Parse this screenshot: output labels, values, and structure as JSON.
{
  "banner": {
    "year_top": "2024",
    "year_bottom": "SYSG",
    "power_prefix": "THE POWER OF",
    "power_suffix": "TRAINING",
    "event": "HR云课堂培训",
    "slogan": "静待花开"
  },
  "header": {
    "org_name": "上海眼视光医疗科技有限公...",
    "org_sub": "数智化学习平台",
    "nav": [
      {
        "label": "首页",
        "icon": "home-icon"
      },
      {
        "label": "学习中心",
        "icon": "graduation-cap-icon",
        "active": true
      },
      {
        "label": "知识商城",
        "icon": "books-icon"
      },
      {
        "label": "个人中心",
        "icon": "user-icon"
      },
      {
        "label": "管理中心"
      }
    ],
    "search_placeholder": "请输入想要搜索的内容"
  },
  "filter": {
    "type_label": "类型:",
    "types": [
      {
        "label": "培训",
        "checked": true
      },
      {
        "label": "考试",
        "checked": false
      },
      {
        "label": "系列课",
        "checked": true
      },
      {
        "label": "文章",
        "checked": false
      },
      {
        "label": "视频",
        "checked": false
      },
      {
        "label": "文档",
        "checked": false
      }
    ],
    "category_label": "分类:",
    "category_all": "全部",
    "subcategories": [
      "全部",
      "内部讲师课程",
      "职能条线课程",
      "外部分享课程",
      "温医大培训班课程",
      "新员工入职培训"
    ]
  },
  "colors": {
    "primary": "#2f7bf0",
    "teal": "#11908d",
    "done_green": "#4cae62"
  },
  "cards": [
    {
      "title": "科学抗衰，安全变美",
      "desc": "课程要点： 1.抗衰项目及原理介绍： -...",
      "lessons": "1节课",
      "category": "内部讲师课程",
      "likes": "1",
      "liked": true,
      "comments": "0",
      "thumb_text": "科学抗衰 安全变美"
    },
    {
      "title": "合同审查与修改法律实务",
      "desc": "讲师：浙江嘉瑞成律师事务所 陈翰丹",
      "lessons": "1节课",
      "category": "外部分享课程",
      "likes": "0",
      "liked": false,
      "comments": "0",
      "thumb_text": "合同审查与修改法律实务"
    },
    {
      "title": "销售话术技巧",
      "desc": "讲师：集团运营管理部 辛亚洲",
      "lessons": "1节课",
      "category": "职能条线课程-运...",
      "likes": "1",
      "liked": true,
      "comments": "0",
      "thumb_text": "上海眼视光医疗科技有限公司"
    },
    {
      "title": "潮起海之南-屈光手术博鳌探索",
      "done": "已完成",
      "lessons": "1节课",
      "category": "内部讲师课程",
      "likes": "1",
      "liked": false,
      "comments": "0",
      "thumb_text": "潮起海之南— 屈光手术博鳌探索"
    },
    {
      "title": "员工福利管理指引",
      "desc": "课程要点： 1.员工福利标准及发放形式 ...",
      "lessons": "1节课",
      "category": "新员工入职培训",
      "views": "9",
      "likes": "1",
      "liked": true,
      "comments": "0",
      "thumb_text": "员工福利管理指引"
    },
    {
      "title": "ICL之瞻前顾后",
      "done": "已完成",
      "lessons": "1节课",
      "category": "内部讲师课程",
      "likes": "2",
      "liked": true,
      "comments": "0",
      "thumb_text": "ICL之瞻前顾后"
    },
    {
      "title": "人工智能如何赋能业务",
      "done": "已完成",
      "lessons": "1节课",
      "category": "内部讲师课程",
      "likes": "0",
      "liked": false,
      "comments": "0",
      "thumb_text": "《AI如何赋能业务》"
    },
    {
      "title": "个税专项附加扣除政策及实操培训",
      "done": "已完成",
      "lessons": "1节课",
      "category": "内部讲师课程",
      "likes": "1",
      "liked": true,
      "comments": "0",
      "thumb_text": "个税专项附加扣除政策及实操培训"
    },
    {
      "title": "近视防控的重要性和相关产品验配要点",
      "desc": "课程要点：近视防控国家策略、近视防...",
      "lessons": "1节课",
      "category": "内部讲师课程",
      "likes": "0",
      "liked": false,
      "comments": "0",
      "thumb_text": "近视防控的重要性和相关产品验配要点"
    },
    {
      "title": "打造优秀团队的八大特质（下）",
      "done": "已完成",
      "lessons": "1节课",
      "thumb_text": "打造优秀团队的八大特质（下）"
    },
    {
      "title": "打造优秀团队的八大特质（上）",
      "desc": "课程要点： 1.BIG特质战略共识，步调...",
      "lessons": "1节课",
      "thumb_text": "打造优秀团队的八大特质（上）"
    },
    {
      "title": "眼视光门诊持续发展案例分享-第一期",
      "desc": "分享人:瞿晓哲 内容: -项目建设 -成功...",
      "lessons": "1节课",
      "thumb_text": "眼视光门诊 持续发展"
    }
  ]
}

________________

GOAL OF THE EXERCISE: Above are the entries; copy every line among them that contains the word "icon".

ANSWER BELOW:
        "icon": "home-icon"
        "icon": "graduation-cap-icon",
        "icon": "books-icon"
        "icon": "user-icon"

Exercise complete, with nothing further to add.